If you’re planning on taking care of your own yard, be careful to avoid a few common mistakes that could jeopardize the look and health of your landscape.
DIY Fail: Rolling your lawn
DIY-ers might be tempted to smooth out bumpy lawns with a roller to get their spring yard started. But all that pushing isn’t good for your lawn’s base. Compacted soil can stunt the growth of grass and becomes too tight to hold water, leading to runoff problems.
→ Instead: get your lawn professionally aerated to open up the soil.
DIY Fail: Over Watering
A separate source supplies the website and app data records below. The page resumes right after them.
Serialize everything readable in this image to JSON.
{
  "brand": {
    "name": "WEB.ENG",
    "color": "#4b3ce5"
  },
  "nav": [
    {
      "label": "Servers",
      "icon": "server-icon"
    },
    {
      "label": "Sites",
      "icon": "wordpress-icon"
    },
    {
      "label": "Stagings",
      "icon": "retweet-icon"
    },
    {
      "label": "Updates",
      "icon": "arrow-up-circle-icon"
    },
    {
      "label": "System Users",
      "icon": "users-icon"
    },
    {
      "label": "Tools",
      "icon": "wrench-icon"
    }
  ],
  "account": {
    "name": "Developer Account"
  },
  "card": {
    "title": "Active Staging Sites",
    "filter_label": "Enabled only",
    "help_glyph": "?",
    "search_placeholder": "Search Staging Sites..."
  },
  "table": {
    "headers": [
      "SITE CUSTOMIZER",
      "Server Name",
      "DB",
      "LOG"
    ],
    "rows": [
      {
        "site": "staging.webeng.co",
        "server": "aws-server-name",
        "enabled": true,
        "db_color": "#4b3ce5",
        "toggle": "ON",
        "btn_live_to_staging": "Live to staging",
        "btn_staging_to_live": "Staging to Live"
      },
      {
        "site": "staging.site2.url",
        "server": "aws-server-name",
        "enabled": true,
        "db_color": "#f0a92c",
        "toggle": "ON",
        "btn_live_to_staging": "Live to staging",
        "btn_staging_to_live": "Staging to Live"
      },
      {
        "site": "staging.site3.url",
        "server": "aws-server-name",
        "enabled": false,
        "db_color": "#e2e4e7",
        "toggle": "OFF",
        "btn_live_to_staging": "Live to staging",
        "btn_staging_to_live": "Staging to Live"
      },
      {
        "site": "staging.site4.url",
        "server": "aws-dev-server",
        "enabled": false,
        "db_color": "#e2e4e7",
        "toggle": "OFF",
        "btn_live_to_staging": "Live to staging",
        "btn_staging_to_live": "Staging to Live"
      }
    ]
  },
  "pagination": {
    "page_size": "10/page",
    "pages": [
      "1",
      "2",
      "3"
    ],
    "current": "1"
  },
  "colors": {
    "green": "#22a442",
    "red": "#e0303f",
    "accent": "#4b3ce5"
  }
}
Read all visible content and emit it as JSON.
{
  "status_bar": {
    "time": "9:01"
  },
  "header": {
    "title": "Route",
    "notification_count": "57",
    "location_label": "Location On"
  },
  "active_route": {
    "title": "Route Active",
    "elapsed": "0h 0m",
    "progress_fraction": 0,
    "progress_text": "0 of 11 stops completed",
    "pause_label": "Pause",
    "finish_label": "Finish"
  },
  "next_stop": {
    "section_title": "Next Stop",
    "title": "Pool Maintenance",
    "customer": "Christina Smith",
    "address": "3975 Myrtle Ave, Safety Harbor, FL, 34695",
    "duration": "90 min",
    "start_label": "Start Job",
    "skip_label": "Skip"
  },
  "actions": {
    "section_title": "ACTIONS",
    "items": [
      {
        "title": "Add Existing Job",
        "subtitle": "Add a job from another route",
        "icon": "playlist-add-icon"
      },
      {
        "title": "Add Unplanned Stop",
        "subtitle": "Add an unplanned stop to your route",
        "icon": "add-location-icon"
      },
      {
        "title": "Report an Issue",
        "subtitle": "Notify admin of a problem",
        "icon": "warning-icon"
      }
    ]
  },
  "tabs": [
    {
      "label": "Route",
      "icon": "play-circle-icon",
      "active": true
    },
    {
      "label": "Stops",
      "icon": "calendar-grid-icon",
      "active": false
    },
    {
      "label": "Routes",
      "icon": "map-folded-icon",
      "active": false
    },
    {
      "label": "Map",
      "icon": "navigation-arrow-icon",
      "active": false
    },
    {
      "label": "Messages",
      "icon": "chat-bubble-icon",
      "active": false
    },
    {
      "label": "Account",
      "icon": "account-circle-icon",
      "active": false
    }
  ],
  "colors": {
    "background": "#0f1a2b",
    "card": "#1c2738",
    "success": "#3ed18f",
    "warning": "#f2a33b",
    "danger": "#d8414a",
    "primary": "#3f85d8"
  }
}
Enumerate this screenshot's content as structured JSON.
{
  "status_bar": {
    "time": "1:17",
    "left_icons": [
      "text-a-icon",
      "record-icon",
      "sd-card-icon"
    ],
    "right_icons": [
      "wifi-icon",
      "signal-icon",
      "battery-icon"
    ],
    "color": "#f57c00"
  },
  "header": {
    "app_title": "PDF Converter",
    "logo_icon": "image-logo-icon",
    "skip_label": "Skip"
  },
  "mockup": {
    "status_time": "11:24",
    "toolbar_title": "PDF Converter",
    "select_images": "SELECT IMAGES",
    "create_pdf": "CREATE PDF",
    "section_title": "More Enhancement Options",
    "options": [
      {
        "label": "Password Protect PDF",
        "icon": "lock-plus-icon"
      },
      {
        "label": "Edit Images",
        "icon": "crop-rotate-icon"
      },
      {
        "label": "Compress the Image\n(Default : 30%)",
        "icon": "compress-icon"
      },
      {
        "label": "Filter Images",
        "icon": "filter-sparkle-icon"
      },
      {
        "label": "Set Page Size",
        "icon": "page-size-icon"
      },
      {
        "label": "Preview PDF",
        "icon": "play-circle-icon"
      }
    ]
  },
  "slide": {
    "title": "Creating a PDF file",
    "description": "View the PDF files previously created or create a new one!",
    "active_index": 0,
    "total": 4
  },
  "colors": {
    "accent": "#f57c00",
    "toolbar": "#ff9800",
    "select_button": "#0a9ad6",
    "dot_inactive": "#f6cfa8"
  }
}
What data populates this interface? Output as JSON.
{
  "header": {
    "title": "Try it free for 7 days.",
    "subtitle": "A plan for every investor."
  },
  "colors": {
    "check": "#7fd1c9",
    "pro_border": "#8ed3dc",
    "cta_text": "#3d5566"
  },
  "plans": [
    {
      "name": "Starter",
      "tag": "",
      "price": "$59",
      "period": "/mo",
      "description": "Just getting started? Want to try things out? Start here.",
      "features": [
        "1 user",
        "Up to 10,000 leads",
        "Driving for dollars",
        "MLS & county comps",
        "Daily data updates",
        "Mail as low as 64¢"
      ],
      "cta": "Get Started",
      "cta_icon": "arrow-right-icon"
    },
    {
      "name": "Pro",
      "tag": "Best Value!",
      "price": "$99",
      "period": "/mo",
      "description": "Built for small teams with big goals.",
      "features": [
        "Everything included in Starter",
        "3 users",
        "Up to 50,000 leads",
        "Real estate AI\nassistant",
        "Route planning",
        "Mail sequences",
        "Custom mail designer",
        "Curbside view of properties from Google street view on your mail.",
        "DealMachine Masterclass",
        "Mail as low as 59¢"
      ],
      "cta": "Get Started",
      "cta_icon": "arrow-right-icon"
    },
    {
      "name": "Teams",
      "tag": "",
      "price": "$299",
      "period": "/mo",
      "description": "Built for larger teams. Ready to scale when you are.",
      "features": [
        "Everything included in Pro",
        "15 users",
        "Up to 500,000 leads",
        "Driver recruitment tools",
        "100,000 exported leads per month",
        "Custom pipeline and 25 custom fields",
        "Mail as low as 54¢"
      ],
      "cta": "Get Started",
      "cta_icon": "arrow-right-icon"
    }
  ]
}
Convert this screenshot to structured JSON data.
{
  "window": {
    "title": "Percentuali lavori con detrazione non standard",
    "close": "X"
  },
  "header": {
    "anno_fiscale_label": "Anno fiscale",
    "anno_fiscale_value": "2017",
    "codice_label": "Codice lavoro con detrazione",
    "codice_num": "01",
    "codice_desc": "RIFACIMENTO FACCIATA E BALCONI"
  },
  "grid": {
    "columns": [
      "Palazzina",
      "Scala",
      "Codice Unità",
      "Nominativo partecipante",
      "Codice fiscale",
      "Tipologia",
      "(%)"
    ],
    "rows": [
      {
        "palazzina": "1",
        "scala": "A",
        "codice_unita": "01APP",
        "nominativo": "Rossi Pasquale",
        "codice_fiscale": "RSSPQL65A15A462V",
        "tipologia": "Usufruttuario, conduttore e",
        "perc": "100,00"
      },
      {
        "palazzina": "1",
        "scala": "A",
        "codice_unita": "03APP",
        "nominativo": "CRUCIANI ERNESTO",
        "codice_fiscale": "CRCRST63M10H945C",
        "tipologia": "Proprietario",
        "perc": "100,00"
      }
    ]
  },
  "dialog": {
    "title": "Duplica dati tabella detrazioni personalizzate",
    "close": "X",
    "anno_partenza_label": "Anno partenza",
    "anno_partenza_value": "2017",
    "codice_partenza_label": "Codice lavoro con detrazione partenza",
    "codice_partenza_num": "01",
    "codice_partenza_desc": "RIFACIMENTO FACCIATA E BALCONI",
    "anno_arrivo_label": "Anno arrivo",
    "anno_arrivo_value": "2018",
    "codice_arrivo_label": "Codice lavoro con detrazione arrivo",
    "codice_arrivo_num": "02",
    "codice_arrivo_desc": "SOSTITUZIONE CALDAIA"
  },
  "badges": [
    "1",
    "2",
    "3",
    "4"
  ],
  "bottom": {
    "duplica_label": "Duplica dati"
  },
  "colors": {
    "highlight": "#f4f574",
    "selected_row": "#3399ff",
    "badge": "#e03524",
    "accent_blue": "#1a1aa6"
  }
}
It’s so nice to see your lawn again, you want to shower it with love (and water). But resist the urge! In addition to being wasteful and running up your water bill, over watering can drown your emerging lawn, especially when it’s still raining outside.
→ Instead: water three times a week for 40 minutes, less frequently if you’ve had rain.
DIY Fail: Over Fertilizing
Your lawn builds a fertilizer tolerance, which means the more you dump on it, the more it needs to be effective. There’s no need to overdo it! In fact, you probably only need half as much as you think (or you’ve been told) you do.
→ Instead: call a TruGreen expert to plan a fertilization schedule.
DIY Fail: Bagging Your Clippings
Leaves and trimmings are like candy for your lawn. Well, maybe not candy - more like quinoa, since clippings have nutrients that are extremely good for soil. Tasty nonetheless! Don’t deprive your soil of essential nitrogen by throwing clippings away.
→ Instead: Evenly mulch your clippings back into the soil.
DIY Fail: Mowing Too Short
Just a little off the top, and we mean it! When the blades go too low, they cut off the crown of the crass, stunting growth. As grass tries to compensate, it gets stressed and is prone to outbreaks of weeds and disease.
→ Instead: Maintain a minimum grass length of 3.5-inches and watch your grass flourish.
DIY Fail: Seeding Too Soon
Winter faded into spring, and unfortunately patches of your lawn look faded, too. If grass didn’t return as nicely as you’d hoped, you may be tempted to plant spring seeds. That’s not likely to do much good, since seeds are actually most responsive in the fall.
→ Instead: Have a pro treat bare spots in your lawn to prevent crabgrass growth while maintaining the health of the grass over the summer.